M. Izumizaki et al., "Lack of temperature-induced polypnea in histamine H1 receptor-deficient mice", NEUROSCI L, 284(3), 2000, pp. 139-142

Abstract

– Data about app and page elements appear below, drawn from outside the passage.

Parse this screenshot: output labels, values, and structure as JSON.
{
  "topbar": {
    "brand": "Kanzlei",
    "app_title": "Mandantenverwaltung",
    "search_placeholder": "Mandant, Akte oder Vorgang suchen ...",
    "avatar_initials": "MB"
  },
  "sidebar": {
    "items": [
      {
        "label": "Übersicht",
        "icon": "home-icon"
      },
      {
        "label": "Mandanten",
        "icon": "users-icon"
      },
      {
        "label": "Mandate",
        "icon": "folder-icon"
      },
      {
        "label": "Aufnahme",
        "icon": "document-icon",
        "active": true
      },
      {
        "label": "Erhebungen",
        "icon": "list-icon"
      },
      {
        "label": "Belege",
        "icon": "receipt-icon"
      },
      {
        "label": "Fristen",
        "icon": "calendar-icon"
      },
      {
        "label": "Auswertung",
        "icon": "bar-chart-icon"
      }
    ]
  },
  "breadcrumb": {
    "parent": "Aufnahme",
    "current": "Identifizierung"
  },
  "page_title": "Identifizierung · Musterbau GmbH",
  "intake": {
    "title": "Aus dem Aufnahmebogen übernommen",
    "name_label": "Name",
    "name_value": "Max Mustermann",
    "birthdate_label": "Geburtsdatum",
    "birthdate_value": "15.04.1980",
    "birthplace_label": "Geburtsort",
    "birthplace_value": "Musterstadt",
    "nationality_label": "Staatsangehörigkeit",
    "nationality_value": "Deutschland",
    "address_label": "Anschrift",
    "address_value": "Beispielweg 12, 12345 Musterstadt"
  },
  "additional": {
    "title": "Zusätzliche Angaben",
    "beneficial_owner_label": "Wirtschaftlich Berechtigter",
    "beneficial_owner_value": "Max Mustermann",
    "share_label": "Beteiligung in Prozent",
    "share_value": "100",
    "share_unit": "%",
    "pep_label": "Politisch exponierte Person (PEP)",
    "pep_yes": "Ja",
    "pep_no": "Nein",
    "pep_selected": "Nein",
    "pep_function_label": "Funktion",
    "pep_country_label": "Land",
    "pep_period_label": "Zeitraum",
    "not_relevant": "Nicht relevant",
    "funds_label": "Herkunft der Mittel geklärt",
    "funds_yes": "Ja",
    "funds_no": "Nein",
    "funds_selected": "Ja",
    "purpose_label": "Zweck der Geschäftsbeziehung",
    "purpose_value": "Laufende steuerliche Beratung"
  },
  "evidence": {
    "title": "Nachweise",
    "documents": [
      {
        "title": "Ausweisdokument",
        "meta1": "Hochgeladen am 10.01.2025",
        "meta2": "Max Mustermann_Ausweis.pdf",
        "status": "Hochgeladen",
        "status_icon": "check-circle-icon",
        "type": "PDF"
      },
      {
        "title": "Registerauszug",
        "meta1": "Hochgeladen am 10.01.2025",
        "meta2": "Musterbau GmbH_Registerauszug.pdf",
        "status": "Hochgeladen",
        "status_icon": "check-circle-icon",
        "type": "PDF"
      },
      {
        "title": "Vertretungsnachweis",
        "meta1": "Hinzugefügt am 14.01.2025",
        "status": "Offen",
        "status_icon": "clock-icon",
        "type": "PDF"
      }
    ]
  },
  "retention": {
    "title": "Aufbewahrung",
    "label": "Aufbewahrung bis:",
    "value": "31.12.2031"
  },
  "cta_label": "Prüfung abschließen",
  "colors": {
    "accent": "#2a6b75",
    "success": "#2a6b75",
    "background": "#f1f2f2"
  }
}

Breathing patterns are influenced by body temperature. However, the central mechanism for changes of breathing patterns is unknown. We previously showed that central histamine contributed to temperature-induced polypnea in mice (Izumizaki, M., Iwase, M., Homma, I., Yanai, K., Watanabe, T. and Watanabe, T., Central histamine contributed to the temperature-induced polypnea in mice, Neurosci. Res., 23 (1999) S282). In this study we examined the role of central histamine H1 receptors in temperature-induced polypnea using wild and mutant mice lacking histamine H1 receptors. Breathing patterns werecharacterized at two different body temperatures during hypercapnia under conscious conditions. in wild mice a raised body temperature increased respiratory frequency mainly due to a reduction in expiratory time, whereas in mutant mice respiratory frequency did not increase even though the body temperature was elevated. These results indicate that central histamine contributes to an increase in respiratory frequency due to a reduction in expiratory time through histamine H1 receptors when body temperature is raised. (C) 2000 Elsevier Science Ireland Ltd. All rights reserved.

ASDD Area Sistemi Dipartimentali e Documentali, Università di Bologna, Catalogo delle riviste ed altri periodici
Documento generato il 27/11/20 alle ore 02:21:57